"Suppose he wishes to imitate the Duke of Marlborough," says simper.
The plump Phbe rose after many hesitations, and, with a simper and a blush and pretty air of fright, took the ministers arm.
And with a simper I left my gallant and dapper cavalier to pay the bill.
They might gabble in a corner to each other and simper and giggle and pretend, but they were ballet-hoppers.
Horatio did not like the sisters; he called them in his simple way "Giggle" and "simper."
She satirizes human foibles and weaknesses, showing ghosts that gossip and gormandize, simper and swear as they did in life.
Lily said, with the simper proper when speaking to strangers.
Amelie was not fool enough to take this as a compliment, or to simper acknowledgments.
Perhaps he would be wiser if he married me,” she said with a simper; “but of course middle-aged men prefer young girls.
1560s, "to smile in an affected and silly way," perhaps from a Scandinavian source (e.g. dialectal Danish semper "affected, coy, prudish") or Middle Dutch zimperlijk "affected, coy, prim," of unknown origin.
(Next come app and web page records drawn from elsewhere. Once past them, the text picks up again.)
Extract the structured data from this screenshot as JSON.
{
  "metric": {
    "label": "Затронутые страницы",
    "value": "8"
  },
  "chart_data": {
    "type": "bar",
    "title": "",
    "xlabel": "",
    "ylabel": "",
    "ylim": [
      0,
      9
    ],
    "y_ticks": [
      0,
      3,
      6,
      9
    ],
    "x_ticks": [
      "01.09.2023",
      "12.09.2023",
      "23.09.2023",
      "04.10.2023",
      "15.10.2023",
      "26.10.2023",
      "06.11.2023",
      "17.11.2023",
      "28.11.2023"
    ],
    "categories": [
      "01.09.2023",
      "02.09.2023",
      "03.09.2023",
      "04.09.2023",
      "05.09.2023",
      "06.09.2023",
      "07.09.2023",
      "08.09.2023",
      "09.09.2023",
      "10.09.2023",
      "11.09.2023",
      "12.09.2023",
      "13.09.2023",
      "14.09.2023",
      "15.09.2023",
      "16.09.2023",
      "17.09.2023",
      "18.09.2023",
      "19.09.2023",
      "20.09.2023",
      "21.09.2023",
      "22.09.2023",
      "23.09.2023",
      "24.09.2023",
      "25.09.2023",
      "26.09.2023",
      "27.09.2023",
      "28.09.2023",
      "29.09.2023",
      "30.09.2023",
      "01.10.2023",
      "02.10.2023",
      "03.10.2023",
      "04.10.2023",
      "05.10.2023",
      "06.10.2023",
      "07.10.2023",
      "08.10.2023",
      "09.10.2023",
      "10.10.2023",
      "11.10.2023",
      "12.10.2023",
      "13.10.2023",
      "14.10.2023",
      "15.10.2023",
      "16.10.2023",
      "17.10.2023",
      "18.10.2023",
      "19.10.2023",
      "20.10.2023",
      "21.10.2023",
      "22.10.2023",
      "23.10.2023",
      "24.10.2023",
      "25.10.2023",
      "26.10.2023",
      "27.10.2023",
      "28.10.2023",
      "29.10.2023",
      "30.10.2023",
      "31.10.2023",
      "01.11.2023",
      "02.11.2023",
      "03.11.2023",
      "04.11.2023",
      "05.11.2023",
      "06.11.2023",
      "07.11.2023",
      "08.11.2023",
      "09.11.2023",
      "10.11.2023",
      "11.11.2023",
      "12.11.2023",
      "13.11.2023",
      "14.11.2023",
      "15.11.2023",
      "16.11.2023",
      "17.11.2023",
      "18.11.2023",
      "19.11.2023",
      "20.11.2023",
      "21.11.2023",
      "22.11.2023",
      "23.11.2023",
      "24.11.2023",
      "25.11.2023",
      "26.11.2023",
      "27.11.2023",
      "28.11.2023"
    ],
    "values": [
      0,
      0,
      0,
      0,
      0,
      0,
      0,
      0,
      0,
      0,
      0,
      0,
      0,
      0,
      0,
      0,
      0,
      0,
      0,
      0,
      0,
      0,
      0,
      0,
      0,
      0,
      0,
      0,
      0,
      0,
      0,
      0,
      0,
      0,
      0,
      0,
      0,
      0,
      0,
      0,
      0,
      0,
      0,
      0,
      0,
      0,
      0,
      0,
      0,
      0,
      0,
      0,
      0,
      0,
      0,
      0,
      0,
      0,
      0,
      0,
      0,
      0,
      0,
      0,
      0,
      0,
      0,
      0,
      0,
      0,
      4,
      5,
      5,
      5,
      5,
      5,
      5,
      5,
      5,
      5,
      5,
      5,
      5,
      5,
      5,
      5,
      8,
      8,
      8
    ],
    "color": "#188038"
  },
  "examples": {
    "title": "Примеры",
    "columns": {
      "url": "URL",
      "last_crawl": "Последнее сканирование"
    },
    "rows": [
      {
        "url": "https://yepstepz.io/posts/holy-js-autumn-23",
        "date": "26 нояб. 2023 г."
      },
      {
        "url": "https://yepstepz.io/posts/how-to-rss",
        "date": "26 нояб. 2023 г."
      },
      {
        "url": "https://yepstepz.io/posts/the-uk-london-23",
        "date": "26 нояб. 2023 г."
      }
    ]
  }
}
Related: Simpered; simpering. As a noun, 1590s, from the verb.